### Task directions
How many lines in the records below contain the word "JSON"? Answer with the number alone.

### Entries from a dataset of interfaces
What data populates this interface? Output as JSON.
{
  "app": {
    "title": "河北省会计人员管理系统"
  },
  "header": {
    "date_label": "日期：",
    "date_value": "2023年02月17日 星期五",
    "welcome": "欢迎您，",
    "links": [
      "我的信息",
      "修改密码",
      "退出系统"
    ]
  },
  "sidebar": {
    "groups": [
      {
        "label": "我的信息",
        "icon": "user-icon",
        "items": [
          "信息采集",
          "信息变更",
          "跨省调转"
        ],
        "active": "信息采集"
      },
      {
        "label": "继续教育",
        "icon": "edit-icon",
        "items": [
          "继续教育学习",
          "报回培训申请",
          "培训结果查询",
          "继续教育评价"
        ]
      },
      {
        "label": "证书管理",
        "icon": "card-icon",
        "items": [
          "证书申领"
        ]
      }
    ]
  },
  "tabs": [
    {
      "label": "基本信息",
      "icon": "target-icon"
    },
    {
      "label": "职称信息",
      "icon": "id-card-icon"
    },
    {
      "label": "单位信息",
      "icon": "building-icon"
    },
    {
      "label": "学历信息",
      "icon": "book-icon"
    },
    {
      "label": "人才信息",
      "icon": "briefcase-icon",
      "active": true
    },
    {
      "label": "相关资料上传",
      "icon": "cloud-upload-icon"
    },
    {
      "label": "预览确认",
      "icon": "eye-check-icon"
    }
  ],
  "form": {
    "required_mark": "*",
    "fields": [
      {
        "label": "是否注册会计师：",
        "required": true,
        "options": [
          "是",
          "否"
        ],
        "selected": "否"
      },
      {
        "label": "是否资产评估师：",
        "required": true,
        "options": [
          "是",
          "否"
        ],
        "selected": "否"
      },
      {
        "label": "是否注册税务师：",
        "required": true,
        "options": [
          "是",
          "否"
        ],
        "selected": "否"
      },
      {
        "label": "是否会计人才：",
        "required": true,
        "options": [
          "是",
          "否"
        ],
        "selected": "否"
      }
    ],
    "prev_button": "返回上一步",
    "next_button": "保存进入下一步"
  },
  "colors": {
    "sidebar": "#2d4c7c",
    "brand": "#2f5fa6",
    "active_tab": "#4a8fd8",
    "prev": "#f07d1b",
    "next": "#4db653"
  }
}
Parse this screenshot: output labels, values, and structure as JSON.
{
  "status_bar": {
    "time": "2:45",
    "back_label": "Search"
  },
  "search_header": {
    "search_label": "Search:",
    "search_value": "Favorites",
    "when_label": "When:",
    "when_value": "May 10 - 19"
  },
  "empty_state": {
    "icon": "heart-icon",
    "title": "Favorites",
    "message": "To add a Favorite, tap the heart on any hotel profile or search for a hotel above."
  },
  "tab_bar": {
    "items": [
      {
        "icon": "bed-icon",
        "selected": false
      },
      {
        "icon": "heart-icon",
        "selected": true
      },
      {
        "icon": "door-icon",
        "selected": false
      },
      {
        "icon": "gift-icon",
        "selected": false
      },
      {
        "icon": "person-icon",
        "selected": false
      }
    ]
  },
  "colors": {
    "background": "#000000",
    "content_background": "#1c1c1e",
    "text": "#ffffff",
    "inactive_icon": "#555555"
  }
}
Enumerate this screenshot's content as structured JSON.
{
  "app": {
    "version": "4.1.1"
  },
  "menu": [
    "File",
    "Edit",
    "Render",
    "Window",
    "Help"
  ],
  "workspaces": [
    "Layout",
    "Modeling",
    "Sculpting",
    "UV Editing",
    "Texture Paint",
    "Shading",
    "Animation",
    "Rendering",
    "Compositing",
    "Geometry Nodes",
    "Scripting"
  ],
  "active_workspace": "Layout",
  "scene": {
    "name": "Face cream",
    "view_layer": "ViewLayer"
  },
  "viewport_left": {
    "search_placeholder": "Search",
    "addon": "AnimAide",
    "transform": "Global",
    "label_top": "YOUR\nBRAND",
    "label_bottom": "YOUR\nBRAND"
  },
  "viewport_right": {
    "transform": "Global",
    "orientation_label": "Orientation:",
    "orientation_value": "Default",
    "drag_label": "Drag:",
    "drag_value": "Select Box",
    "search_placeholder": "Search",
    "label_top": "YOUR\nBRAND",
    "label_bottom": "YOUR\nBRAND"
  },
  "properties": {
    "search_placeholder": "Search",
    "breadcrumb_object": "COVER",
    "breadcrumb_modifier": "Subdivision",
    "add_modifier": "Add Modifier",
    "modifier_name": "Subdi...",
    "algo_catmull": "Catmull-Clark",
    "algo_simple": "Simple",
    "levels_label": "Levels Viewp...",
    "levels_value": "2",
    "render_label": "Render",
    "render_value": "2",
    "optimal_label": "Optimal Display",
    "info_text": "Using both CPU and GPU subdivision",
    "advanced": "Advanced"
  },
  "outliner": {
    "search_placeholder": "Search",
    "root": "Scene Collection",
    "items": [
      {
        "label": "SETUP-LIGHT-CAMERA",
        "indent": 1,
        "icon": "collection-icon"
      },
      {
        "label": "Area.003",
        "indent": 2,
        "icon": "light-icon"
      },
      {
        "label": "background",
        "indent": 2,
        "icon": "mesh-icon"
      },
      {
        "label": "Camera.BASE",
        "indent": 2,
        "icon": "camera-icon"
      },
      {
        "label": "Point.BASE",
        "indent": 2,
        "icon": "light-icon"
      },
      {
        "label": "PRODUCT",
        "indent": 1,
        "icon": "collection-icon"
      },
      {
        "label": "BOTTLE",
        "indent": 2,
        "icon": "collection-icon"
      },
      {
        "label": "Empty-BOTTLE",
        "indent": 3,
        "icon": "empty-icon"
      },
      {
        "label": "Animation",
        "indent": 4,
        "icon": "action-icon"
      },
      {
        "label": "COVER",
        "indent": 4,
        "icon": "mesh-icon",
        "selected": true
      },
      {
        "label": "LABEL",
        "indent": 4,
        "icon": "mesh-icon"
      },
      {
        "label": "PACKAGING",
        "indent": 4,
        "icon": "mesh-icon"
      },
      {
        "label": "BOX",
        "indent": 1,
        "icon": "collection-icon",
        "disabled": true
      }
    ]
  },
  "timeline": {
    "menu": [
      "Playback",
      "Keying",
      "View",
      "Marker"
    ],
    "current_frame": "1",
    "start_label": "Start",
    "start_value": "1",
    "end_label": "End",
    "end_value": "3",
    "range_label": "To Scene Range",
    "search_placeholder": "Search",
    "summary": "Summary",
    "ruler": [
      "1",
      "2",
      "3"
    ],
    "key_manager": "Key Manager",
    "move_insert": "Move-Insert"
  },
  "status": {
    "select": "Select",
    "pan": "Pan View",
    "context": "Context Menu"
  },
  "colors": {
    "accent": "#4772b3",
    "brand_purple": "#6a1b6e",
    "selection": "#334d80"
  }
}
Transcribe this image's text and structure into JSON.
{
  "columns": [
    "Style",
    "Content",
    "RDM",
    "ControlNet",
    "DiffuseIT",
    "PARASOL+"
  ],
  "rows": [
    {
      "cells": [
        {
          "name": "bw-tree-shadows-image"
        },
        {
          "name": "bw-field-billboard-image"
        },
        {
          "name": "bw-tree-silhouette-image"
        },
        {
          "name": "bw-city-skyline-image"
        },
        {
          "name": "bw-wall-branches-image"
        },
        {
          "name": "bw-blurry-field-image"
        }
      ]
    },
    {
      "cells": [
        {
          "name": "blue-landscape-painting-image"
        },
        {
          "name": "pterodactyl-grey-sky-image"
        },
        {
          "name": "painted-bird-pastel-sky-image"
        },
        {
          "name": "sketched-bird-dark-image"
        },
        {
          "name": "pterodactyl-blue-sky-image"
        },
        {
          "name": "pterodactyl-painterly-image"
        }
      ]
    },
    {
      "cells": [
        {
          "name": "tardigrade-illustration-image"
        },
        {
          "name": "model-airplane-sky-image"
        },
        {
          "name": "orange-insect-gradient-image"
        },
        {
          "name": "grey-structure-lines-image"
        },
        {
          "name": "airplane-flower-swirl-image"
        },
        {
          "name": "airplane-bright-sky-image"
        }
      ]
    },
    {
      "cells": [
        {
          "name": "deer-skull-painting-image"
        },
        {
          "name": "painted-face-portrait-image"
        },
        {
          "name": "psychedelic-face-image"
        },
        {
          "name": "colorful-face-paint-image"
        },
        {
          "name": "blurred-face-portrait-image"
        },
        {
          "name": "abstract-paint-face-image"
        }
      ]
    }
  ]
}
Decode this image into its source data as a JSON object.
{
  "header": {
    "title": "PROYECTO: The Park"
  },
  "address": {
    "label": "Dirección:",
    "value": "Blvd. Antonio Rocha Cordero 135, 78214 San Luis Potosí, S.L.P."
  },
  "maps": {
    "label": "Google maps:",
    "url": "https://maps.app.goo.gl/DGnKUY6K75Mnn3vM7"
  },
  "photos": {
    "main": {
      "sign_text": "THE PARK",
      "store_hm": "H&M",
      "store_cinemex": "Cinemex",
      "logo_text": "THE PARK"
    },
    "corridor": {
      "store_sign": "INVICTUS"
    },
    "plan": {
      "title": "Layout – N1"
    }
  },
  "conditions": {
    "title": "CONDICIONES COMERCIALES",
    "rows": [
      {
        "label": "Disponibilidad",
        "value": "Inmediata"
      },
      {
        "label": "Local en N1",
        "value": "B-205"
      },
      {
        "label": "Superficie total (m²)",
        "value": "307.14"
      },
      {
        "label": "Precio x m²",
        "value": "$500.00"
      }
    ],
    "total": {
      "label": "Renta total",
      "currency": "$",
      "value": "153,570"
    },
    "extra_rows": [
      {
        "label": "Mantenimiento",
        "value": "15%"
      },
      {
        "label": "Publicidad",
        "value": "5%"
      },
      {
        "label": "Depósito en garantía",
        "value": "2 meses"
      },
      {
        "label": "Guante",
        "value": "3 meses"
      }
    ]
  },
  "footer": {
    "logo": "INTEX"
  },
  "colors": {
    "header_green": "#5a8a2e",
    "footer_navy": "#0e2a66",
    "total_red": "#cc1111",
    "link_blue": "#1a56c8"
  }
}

### Exercise result
5